According to the World Encyclopedia of Comics, Hoban was born and bred in Philadelphia, and started as an office boy at the North American with no particular interest in pursuing a career in cartooning. However, his abilities in this area were noted and he was pressed into service as a sports cartoonist. In 1910, May 1st to be exact, he made the jump to the Sunday funnies with Jerry MacJunk. Hoban was just 20 years old.
Jerry was a put-upon everyman, a Born Loser type that has always been a fixture of the comics page. What distinguished this strip was Hoban’s energetic drawing style; a style that seemed to spring fully-formed from the young Hoban, and would serve him well over his 30 year newspaper cartooning career.
Jerry MacJunk was a successful strip, running every Sunday in the North American and their few syndicated client papers until January 11, 1914. The strip came to a halt when Hoban left Philadelphia for the higher paychecks of the Hearst organization in New York (not 1912 as claimed in Bill Blackbeard’s Hoban entry in the World Encyclopedia). There Hoban found much wider success with another Jerry, Jerry On The Job.

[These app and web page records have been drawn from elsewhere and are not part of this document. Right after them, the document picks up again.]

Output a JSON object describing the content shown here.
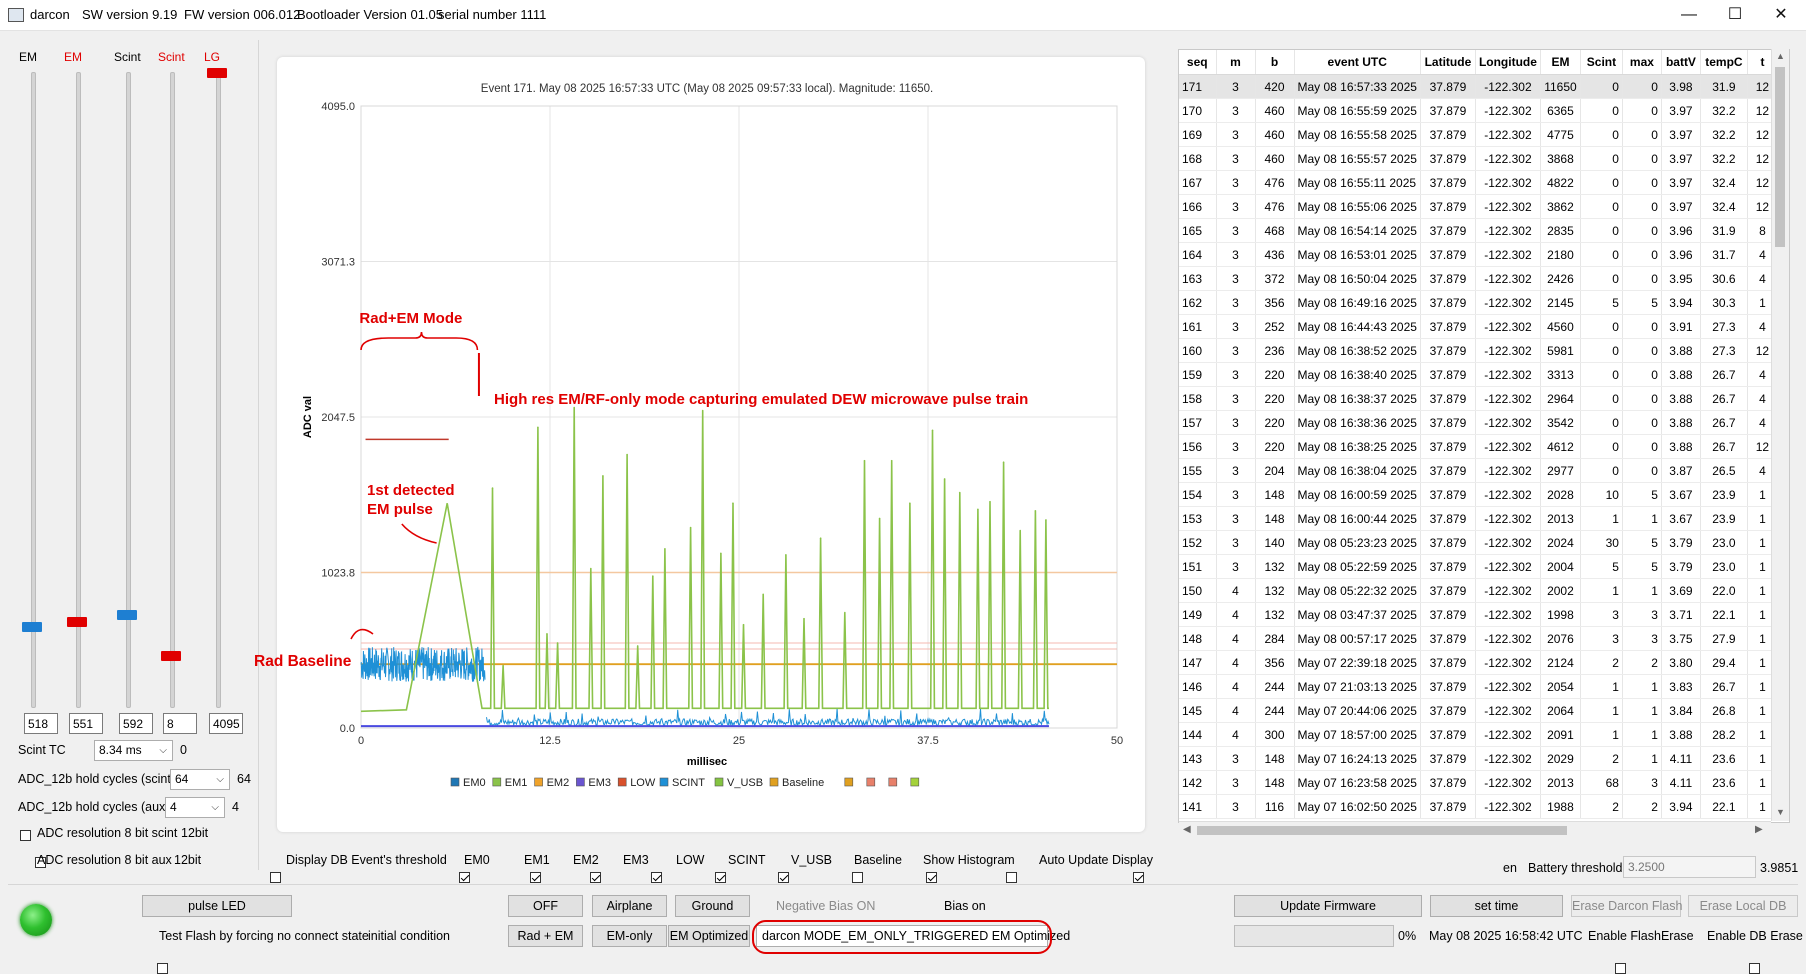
{
  "titlebar": {
    "app": "darcon",
    "sw": "SW version 9.19",
    "fw": "FW version 006.012",
    "boot": "Bootloader Version 01.05",
    "serial": "serial number 1111",
    "min": "—",
    "max": "☐",
    "close": "✕"
  },
  "sliders": [
    {
      "label": "EM",
      "label_color": "#000000",
      "value": "518",
      "level": 0.126,
      "handle_color": "#1e7fd2"
    },
    {
      "label": "EM",
      "label_color": "#e00000",
      "value": "551",
      "level": 0.134,
      "handle_color": "#e00000"
    },
    {
      "label": "Scint",
      "label_color": "#000000",
      "value": "592",
      "level": 0.145,
      "handle_color": "#1e7fd2"
    },
    {
      "label": "Scint",
      "label_color": "#e00000",
      "value": "8",
      "level": 0.08,
      "handle_color": "#e00000"
    },
    {
      "label": "LG",
      "label_color": "#e00000",
      "value": "4095",
      "level": 1.0,
      "handle_color": "#e00000"
    }
  ],
  "settings": {
    "scint_tc_label": "Scint TC",
    "scint_tc_value": "8.34 ms",
    "scint_tc_readout": "0",
    "hold_scint_label": "ADC_12b hold cycles (scint)",
    "hold_scint_value": "64",
    "hold_scint_readout": "64",
    "hold_aux_label": "ADC_12b hold cycles (aux)",
    "hold_aux_value": "4",
    "hold_aux_readout": "4",
    "res_scint_label": "ADC resolution 8 bit scint",
    "res_scint_readout": "12bit",
    "res_aux_label": "ADC resolution 8 bit aux",
    "res_aux_readout": "12bit"
  },
  "chart_data": {
    "type": "line",
    "title": "Event 171. May 08 2025 16:57:33 UTC (May 08 2025 09:57:33 local). Magnitude: 11650.",
    "xlabel": "millisec",
    "ylabel": "ADC val",
    "xlim": [
      0,
      50
    ],
    "ylim": [
      0,
      4095
    ],
    "xticks": [
      "0",
      "12.5",
      "25",
      "37.5",
      "50"
    ],
    "yticks": [
      "0.0",
      "1023.8",
      "2047.5",
      "3071.3",
      "4095.0"
    ],
    "grid": true,
    "legend_position": "bottom",
    "legend": [
      {
        "name": "EM0",
        "color": "#1f77b4"
      },
      {
        "name": "EM1",
        "color": "#8bc34a"
      },
      {
        "name": "EM2",
        "color": "#f0a32a"
      },
      {
        "name": "EM3",
        "color": "#6a55d0"
      },
      {
        "name": "LOW",
        "color": "#d9512c"
      },
      {
        "name": "SCINT",
        "color": "#1e90d6"
      },
      {
        "name": "V_USB",
        "color": "#84c441"
      },
      {
        "name": "Baseline",
        "color": "#e0a020"
      },
      {
        "name": "",
        "color": "#e0a020"
      },
      {
        "name": "",
        "color": "#e8806a"
      },
      {
        "name": "",
        "color": "#e8806a"
      },
      {
        "name": "",
        "color": "#a4d23a"
      }
    ],
    "baseline_y": 420,
    "threshold_lines": [
      1023.8,
      560,
      520
    ],
    "em1_baseline": 130,
    "em1_ramp": {
      "x": [
        0,
        3,
        5.7,
        8,
        8.5
      ],
      "y": [
        110,
        120,
        1480,
        130,
        130
      ]
    },
    "pulses": [
      {
        "x": 8.7,
        "y": 1580
      },
      {
        "x": 9.4,
        "y": 410
      },
      {
        "x": 11.7,
        "y": 1980
      },
      {
        "x": 12.3,
        "y": 620
      },
      {
        "x": 13.0,
        "y": 560
      },
      {
        "x": 14.1,
        "y": 2110
      },
      {
        "x": 15.2,
        "y": 1050
      },
      {
        "x": 16.0,
        "y": 1660
      },
      {
        "x": 17.6,
        "y": 1800
      },
      {
        "x": 18.3,
        "y": 540
      },
      {
        "x": 19.3,
        "y": 1000
      },
      {
        "x": 20.1,
        "y": 1180
      },
      {
        "x": 21.8,
        "y": 1320
      },
      {
        "x": 22.6,
        "y": 2090
      },
      {
        "x": 23.8,
        "y": 1150
      },
      {
        "x": 24.6,
        "y": 1480
      },
      {
        "x": 25.3,
        "y": 680
      },
      {
        "x": 26.6,
        "y": 880
      },
      {
        "x": 28.1,
        "y": 1140
      },
      {
        "x": 29.3,
        "y": 720
      },
      {
        "x": 30.4,
        "y": 1250
      },
      {
        "x": 32.0,
        "y": 760
      },
      {
        "x": 33.3,
        "y": 1760
      },
      {
        "x": 34.3,
        "y": 1380
      },
      {
        "x": 35.1,
        "y": 1760
      },
      {
        "x": 36.3,
        "y": 1480
      },
      {
        "x": 37.8,
        "y": 1960
      },
      {
        "x": 38.6,
        "y": 1640
      },
      {
        "x": 39.6,
        "y": 1550
      },
      {
        "x": 40.8,
        "y": 1440
      },
      {
        "x": 41.6,
        "y": 1490
      },
      {
        "x": 42.5,
        "y": 1750
      },
      {
        "x": 43.6,
        "y": 1300
      },
      {
        "x": 44.6,
        "y": 1430
      },
      {
        "x": 45.3,
        "y": 1370
      }
    ],
    "annotations": {
      "mode": "Rad+EM Mode",
      "highres": "High res EM/RF-only mode capturing emulated DEW microwave pulse train",
      "first_pulse": "1st detected\nEM pulse",
      "baseline": "Rad Baseline"
    }
  },
  "display_options": [
    {
      "label": "Display DB Event's threshold",
      "checked": false
    },
    {
      "label": "EM0",
      "checked": true
    },
    {
      "label": "EM1",
      "checked": true
    },
    {
      "label": "EM2",
      "checked": true
    },
    {
      "label": "EM3",
      "checked": true
    },
    {
      "label": "LOW",
      "checked": true
    },
    {
      "label": "SCINT",
      "checked": true
    },
    {
      "label": "V_USB",
      "checked": false
    },
    {
      "label": "Baseline",
      "checked": true
    },
    {
      "label": "Show Histogram",
      "checked": false
    },
    {
      "label": "Auto Update Display",
      "checked": true
    }
  ],
  "table": {
    "columns": [
      "seq",
      "m",
      "b",
      "event UTC",
      "Latitude",
      "Longitude",
      "EM",
      "Scint",
      "max",
      "battV",
      "tempC",
      "t"
    ],
    "rows": [
      [
        "171",
        "3",
        "420",
        "May 08 16:57:33 2025",
        "37.879",
        "-122.302",
        "11650",
        "0",
        "0",
        "3.98",
        "31.9",
        "12"
      ],
      [
        "170",
        "3",
        "460",
        "May 08 16:55:59 2025",
        "37.879",
        "-122.302",
        "6365",
        "0",
        "0",
        "3.97",
        "32.2",
        "12"
      ],
      [
        "169",
        "3",
        "460",
        "May 08 16:55:58 2025",
        "37.879",
        "-122.302",
        "4775",
        "0",
        "0",
        "3.97",
        "32.2",
        "12"
      ],
      [
        "168",
        "3",
        "460",
        "May 08 16:55:57 2025",
        "37.879",
        "-122.302",
        "3868",
        "0",
        "0",
        "3.97",
        "32.2",
        "12"
      ],
      [
        "167",
        "3",
        "476",
        "May 08 16:55:11 2025",
        "37.879",
        "-122.302",
        "4822",
        "0",
        "0",
        "3.97",
        "32.4",
        "12"
      ],
      [
        "166",
        "3",
        "476",
        "May 08 16:55:06 2025",
        "37.879",
        "-122.302",
        "3862",
        "0",
        "0",
        "3.97",
        "32.4",
        "12"
      ],
      [
        "165",
        "3",
        "468",
        "May 08 16:54:14 2025",
        "37.879",
        "-122.302",
        "2835",
        "0",
        "0",
        "3.96",
        "31.9",
        "8"
      ],
      [
        "164",
        "3",
        "436",
        "May 08 16:53:01 2025",
        "37.879",
        "-122.302",
        "2180",
        "0",
        "0",
        "3.96",
        "31.7",
        "4"
      ],
      [
        "163",
        "3",
        "372",
        "May 08 16:50:04 2025",
        "37.879",
        "-122.302",
        "2426",
        "0",
        "0",
        "3.95",
        "30.6",
        "4"
      ],
      [
        "162",
        "3",
        "356",
        "May 08 16:49:16 2025",
        "37.879",
        "-122.302",
        "2145",
        "5",
        "5",
        "3.94",
        "30.3",
        "1"
      ],
      [
        "161",
        "3",
        "252",
        "May 08 16:44:43 2025",
        "37.879",
        "-122.302",
        "4560",
        "0",
        "0",
        "3.91",
        "27.3",
        "4"
      ],
      [
        "160",
        "3",
        "236",
        "May 08 16:38:52 2025",
        "37.879",
        "-122.302",
        "5981",
        "0",
        "0",
        "3.88",
        "27.3",
        "12"
      ],
      [
        "159",
        "3",
        "220",
        "May 08 16:38:40 2025",
        "37.879",
        "-122.302",
        "3313",
        "0",
        "0",
        "3.88",
        "26.7",
        "4"
      ],
      [
        "158",
        "3",
        "220",
        "May 08 16:38:37 2025",
        "37.879",
        "-122.302",
        "2964",
        "0",
        "0",
        "3.88",
        "26.7",
        "4"
      ],
      [
        "157",
        "3",
        "220",
        "May 08 16:38:36 2025",
        "37.879",
        "-122.302",
        "3542",
        "0",
        "0",
        "3.88",
        "26.7",
        "4"
      ],
      [
        "156",
        "3",
        "220",
        "May 08 16:38:25 2025",
        "37.879",
        "-122.302",
        "4612",
        "0",
        "0",
        "3.88",
        "26.7",
        "12"
      ],
      [
        "155",
        "3",
        "204",
        "May 08 16:38:04 2025",
        "37.879",
        "-122.302",
        "2977",
        "0",
        "0",
        "3.87",
        "26.5",
        "4"
      ],
      [
        "154",
        "3",
        "148",
        "May 08 16:00:59 2025",
        "37.879",
        "-122.302",
        "2028",
        "10",
        "5",
        "3.67",
        "23.9",
        "1"
      ],
      [
        "153",
        "3",
        "148",
        "May 08 16:00:44 2025",
        "37.879",
        "-122.302",
        "2013",
        "1",
        "1",
        "3.67",
        "23.9",
        "1"
      ],
      [
        "152",
        "3",
        "140",
        "May 08 05:23:23 2025",
        "37.879",
        "-122.302",
        "2024",
        "30",
        "5",
        "3.79",
        "23.0",
        "1"
      ],
      [
        "151",
        "3",
        "132",
        "May 08 05:22:59 2025",
        "37.879",
        "-122.302",
        "2004",
        "5",
        "5",
        "3.79",
        "23.0",
        "1"
      ],
      [
        "150",
        "4",
        "132",
        "May 08 05:22:32 2025",
        "37.879",
        "-122.302",
        "2002",
        "1",
        "1",
        "3.69",
        "22.0",
        "1"
      ],
      [
        "149",
        "4",
        "132",
        "May 08 03:47:37 2025",
        "37.879",
        "-122.302",
        "1998",
        "3",
        "3",
        "3.71",
        "22.1",
        "1"
      ],
      [
        "148",
        "4",
        "284",
        "May 08 00:57:17 2025",
        "37.879",
        "-122.302",
        "2076",
        "3",
        "3",
        "3.75",
        "27.9",
        "1"
      ],
      [
        "147",
        "4",
        "356",
        "May 07 22:39:18 2025",
        "37.879",
        "-122.302",
        "2124",
        "2",
        "2",
        "3.80",
        "29.4",
        "1"
      ],
      [
        "146",
        "4",
        "244",
        "May 07 21:03:13 2025",
        "37.879",
        "-122.302",
        "2054",
        "1",
        "1",
        "3.83",
        "26.7",
        "1"
      ],
      [
        "145",
        "4",
        "244",
        "May 07 20:44:06 2025",
        "37.879",
        "-122.302",
        "2064",
        "1",
        "1",
        "3.84",
        "26.8",
        "1"
      ],
      [
        "144",
        "4",
        "300",
        "May 07 18:57:00 2025",
        "37.879",
        "-122.302",
        "2091",
        "1",
        "1",
        "3.88",
        "28.2",
        "1"
      ],
      [
        "143",
        "3",
        "148",
        "May 07 16:24:13 2025",
        "37.879",
        "-122.302",
        "2029",
        "2",
        "1",
        "4.11",
        "23.6",
        "1"
      ],
      [
        "142",
        "3",
        "148",
        "May 07 16:23:58 2025",
        "37.879",
        "-122.302",
        "2013",
        "68",
        "3",
        "4.11",
        "23.6",
        "1"
      ],
      [
        "141",
        "3",
        "116",
        "May 07 16:02:50 2025",
        "37.879",
        "-122.302",
        "1988",
        "2",
        "2",
        "3.94",
        "22.1",
        "1"
      ]
    ]
  },
  "battery": {
    "en_label": "en",
    "label": "Battery threshold",
    "value": "3.2500",
    "readout": "3.9851"
  },
  "bottom": {
    "pulse_led": "pulse LED",
    "test_flash": "Test Flash by forcing no connect state",
    "initial_condition": "initial condition",
    "off": "OFF",
    "airplane": "Airplane",
    "ground": "Ground",
    "rad_em": "Rad + EM",
    "em_only": "EM-only",
    "em_optimized": "EM Optimized",
    "negative_bias": "Negative Bias ON",
    "bias_status": "Bias on",
    "mode_status": "darcon MODE_EM_ONLY_TRIGGERED  EM Optimized",
    "update_fw": "Update Firmware",
    "set_time": "set time",
    "erase_darcon": "Erase Darcon Flash",
    "erase_local": "Erase Local DB",
    "progress_pct": "0%",
    "progress": 0,
    "time": "May 08 2025 16:58:42 UTC",
    "enable_flash_erase": "Enable FlashErase",
    "enable_db_erase": "Enable DB Erase"
  }
}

The Jerry MacJunk strip had a second life when World Color Printing obtained the rights to reprint much of the North American’s output of the early teens. The strip ran in the WCP preprint section from 1915-1918.